It is, I think, now becoming widely accepted that fattening livestock for human consumption is a very inefficient use of feed and water – and thus environmentally unsound. One way to reduce consumption of meat would be to tax it, perhaps treating it as a luxury item.

As usual here’s the tl;dr summary of quotes from the article.

Feeding cereals and beans to animals is an inefficient and extravagant way to produce human food … there is a limited amount of grazing land … the world will be hard-pressed to supply a predicted population of 9 billion people with a diet as rich in meat as the industrialised world currently enjoys, and … it’s not a very healthy diet anyway. [Additionally] … livestock [generate] 14.5% of all manmade greenhouse gas emissions.
… … …
Meat taxes have been proposed … the ideal solution might be not to tax meat itself, but to tax fossil fuels … meat production would decline as a consequence – partly because nitrogen fertilisers … for growing animal feed would become more expensive, and partly because there would be increased competition for grazing land.
… … …
Most proposals [for meat taxes] foresee different rates of tax applied to different animals … a pig fed on food waste and crop residues has a tiny fraction of the environmental impact of a pig fed on soya and grains.

If we were to have a meat tax, it would … be simpler to have a flat rate for all meat; and in the UK and the rest of the EU there is an oven-ready way of doing that … VAT … It is hard to think of a more seamless way of introducing consumers to the concept that meat … is a luxury item they will have to pay more for.
… … …
[Another] aspect of applying VAT to meat [is that] small livestock farms with an annual turnover of less than the £85,000 threshold could be exempt. They would benefit from an advantage of up to 20% over supermarkets for any meat they sell direct to consumers … [this] might help reverse the drastic decline in the number of small family farms, and give a boost to new entrants into farming. It would also provide a fillip to local economies, with farmers’ markets, community-supported agriculture schemes, urban food co-ops, small farms in the green belt, conservation graziers … likely to benefit.

It’s an intriguing idea, but one which I don’t see happening.
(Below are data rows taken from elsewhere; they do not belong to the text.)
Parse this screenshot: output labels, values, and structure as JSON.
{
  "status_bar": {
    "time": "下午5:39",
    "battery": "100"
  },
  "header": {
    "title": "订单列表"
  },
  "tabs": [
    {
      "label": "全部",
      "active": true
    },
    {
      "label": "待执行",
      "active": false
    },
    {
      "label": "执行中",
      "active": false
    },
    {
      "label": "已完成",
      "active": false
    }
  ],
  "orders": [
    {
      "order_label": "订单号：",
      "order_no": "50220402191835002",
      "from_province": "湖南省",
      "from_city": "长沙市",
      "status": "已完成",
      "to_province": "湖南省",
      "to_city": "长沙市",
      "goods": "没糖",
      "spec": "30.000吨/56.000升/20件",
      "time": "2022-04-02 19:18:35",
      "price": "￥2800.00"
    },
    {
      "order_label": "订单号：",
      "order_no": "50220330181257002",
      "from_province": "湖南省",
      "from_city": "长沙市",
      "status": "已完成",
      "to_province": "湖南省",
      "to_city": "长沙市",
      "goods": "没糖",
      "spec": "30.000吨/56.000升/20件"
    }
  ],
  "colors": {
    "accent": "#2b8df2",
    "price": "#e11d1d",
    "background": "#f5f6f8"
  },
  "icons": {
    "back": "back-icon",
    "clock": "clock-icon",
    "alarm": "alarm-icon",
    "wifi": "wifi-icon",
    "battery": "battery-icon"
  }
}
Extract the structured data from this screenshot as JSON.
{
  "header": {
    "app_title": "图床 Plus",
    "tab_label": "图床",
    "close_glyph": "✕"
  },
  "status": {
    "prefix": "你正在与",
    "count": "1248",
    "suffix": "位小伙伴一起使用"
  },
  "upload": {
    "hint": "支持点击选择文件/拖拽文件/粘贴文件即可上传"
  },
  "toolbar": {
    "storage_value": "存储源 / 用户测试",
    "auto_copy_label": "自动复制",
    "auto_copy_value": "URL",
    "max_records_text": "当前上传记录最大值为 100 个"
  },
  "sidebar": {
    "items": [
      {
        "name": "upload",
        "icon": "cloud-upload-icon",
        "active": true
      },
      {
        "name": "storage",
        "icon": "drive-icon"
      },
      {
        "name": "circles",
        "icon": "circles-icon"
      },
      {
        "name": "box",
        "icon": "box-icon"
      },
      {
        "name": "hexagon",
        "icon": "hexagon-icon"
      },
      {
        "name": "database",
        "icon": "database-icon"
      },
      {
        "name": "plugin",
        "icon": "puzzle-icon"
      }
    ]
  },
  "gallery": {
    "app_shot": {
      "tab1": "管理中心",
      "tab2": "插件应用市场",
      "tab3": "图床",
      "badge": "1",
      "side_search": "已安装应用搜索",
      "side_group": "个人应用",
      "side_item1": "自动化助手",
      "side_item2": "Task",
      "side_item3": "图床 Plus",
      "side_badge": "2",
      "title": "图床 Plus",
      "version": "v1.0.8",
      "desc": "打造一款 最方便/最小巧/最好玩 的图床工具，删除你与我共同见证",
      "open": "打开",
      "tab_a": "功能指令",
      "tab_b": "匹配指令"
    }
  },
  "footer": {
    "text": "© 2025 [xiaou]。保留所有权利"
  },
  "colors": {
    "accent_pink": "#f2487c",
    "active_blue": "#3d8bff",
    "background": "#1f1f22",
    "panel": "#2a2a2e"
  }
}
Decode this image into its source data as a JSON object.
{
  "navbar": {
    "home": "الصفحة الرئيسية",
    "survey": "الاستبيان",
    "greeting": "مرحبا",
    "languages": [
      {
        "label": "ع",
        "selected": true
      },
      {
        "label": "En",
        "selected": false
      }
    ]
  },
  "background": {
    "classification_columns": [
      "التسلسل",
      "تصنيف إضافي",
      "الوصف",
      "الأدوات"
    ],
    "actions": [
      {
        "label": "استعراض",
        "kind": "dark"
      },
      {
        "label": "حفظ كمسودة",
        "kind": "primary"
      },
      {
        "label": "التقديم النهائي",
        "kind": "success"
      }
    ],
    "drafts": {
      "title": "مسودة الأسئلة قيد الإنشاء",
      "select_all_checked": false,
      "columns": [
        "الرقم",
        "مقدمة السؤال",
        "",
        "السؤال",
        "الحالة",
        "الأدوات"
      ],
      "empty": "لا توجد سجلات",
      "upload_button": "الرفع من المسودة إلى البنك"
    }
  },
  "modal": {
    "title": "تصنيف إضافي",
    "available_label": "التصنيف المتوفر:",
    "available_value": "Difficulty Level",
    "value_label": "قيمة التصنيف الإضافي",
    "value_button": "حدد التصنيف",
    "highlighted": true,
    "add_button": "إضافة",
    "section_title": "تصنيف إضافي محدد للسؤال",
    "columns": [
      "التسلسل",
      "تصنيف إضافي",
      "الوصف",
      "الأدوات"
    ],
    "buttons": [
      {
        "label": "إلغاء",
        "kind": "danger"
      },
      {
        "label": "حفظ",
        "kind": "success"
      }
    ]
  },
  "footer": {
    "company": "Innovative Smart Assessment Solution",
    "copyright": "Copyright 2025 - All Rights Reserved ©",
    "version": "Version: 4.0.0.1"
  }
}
The consumer in the developed world is far too wedded to meat as a staple food to accept what will be seen as an arbitrary price hike for no gain. But then again why not scrap income tax and charge VAT (or equivalent) on everything?